I was recently sent a heads up by Zeyad Gohary on a new all-white $31,770 M9-P model with a Noctilux f/0.95 50mm lens. Ridiculous of course, but perhaps it will sell well amongst the moneyed elites, celebrities and collectors. I had a chuckle imagining it in my grubby hands had I had one and used it during the recent festivals I was at in India. It would have turned black (with yellow turmeric and red stains) very quickly. Maybe the Kardashian sisters and their ilk would buy it, but Leica must've done its market research and concluded that it'll make money peddling this all-white model.

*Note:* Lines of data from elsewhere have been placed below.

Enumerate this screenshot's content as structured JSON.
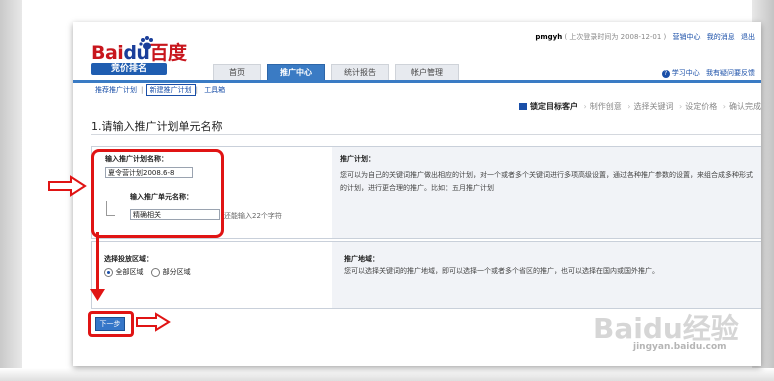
{
  "app": {
    "logo_text_red": "Bai",
    "logo_text_blue": "du",
    "logo_text_cn": "百度",
    "logo_badge": "竞价排名"
  },
  "userbar": {
    "username": "pmgyh",
    "last_login": "( 上次登录时间为 2008-12-01 )",
    "links": [
      "营销中心",
      "我的消息",
      "退出"
    ]
  },
  "tabs": [
    {
      "label": "首页",
      "active": false
    },
    {
      "label": "推广中心",
      "active": true
    },
    {
      "label": "统计报告",
      "active": false
    },
    {
      "label": "帐户管理",
      "active": false
    }
  ],
  "help_links": [
    "学习中心",
    "我有疑问要反馈"
  ],
  "subnav": [
    {
      "label": "推荐推广计划",
      "active": false
    },
    {
      "label": "新建推广计划",
      "active": true
    },
    {
      "label": "工具箱",
      "active": false
    }
  ],
  "steps": [
    {
      "label": "锁定目标客户",
      "current": true
    },
    {
      "label": "制作创意",
      "current": false
    },
    {
      "label": "选择关键词",
      "current": false
    },
    {
      "label": "设定价格",
      "current": false
    },
    {
      "label": "确认完成",
      "current": false
    }
  ],
  "section_heading": "1.请输入推广计划单元名称",
  "form": {
    "plan_name_label": "输入推广计划名称：",
    "plan_name_value": "夏令营计划2008.6-8",
    "unit_name_label": "输入推广单元名称：",
    "unit_name_value": "精确相关",
    "unit_hint": "还能输入22个字符",
    "region_label": "选择投放区域：",
    "region_options": [
      {
        "label": "全部区域",
        "checked": true
      },
      {
        "label": "部分区域",
        "checked": false
      }
    ],
    "next_button": "下一步"
  },
  "info": {
    "plan_title": "推广计划：",
    "plan_text": "您可以为自己的关键词推广做出相应的计划，对一个或者多个关键词进行多项高级设置，通过各种推广参数的设置，来组合成多种形式的计划，进行更合理的推广。比如：五月推广计划",
    "region_title": "推广地域：",
    "region_text": "您可以选择关键词的推广地域，即可以选择一个或者多个省区的推广，也可以选择在国内或国外推广。"
  },
  "watermark": {
    "brand": "Baidu经验",
    "url": "jingyan.baidu.com"
  },
  "colors": {
    "accent_blue": "#3a7bc4",
    "annotation_red": "#e01414",
    "logo_red": "#c8161d"
  }
}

That said, I wonder what a "whole range of product launches" will mean. It's reported that the Fuji X-100 clobbered Leica's X1 model, and I predict that Fuji X-Pro 1 will become a favored tool for photographers who won't shell out $8000 or so to buy a M9 (or more in case of a successor). Leica is run by hard headed businessmen who look at the bottom line, and hopefully look into the future...and the future is for cameras that look, smell, cost and work like the Fuji X-Pro 1. Leica's investors know the future as well, and making white M9-P is a cute gimmick, but will not bring in the kind of cash inflow that satisfies these investors.

The range of new products may mean a successor to the M9, lenses and -if my gut feel is right- a new line of mirrorless cameras to directly compete with the Japanese products. A new M10 (improved focus, better LCD, better ISO, etc) and/or a new range of EVIL-like cameras.

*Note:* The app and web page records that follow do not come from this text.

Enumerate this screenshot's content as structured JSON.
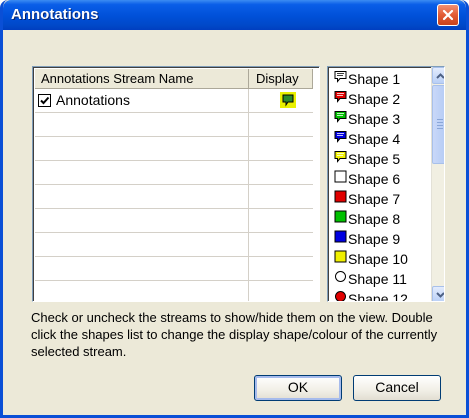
{
  "window": {
    "title": "Annotations",
    "close_icon": "close-x-icon"
  },
  "grid": {
    "headers": [
      "Annotations Stream Name",
      "Display"
    ],
    "rows": [
      {
        "checked": true,
        "name": "Annotations",
        "display_icon": "speech-bubble-icon",
        "display_color": "#e8f000"
      }
    ]
  },
  "shapes": {
    "items": [
      {
        "label": "Shape 1",
        "icon": "speech-bubble-icon",
        "color": "#ffffff"
      },
      {
        "label": "Shape 2",
        "icon": "speech-bubble-icon",
        "color": "#e00000"
      },
      {
        "label": "Shape 3",
        "icon": "speech-bubble-icon",
        "color": "#00c000"
      },
      {
        "label": "Shape 4",
        "icon": "speech-bubble-icon",
        "color": "#0000e0"
      },
      {
        "label": "Shape 5",
        "icon": "speech-bubble-icon",
        "color": "#f0f000"
      },
      {
        "label": "Shape 6",
        "icon": "square-icon",
        "color": "#ffffff"
      },
      {
        "label": "Shape 7",
        "icon": "square-icon",
        "color": "#e00000"
      },
      {
        "label": "Shape 8",
        "icon": "square-icon",
        "color": "#00c000"
      },
      {
        "label": "Shape 9",
        "icon": "square-icon",
        "color": "#0000e0"
      },
      {
        "label": "Shape 10",
        "icon": "square-icon",
        "color": "#f0f000"
      },
      {
        "label": "Shape 11",
        "icon": "circle-icon",
        "color": "#ffffff"
      },
      {
        "label": "Shape 12",
        "icon": "circle-icon",
        "color": "#e00000"
      }
    ]
  },
  "help": {
    "text": "Check or uncheck the streams to show/hide them on the view. Double click the shapes list to change the display shape/colour of the currently selected stream."
  },
  "buttons": {
    "ok": "OK",
    "cancel": "Cancel"
  }
}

That's my call.

Update: The Oracles Of Kerala

Photo © Tewfic El-Sawy-All Rights Reserved
As I always do on completion of a trip, I shall be writing a comprehensive 'post-mortem' on The Oracles of Kerala Photo Expedition/Workshop™...what worked, what didn't, comparing my expectations to what was the reality, etc. in a few days. And for the Leica crowd, whether it was a good idea to take my M9 along with me.

In the meantime, I can very comfortably say that this two weeks expedition was, in many ways, one the best I ever led.

Whilst I generally preferred northern India to its south, this trip changed this view.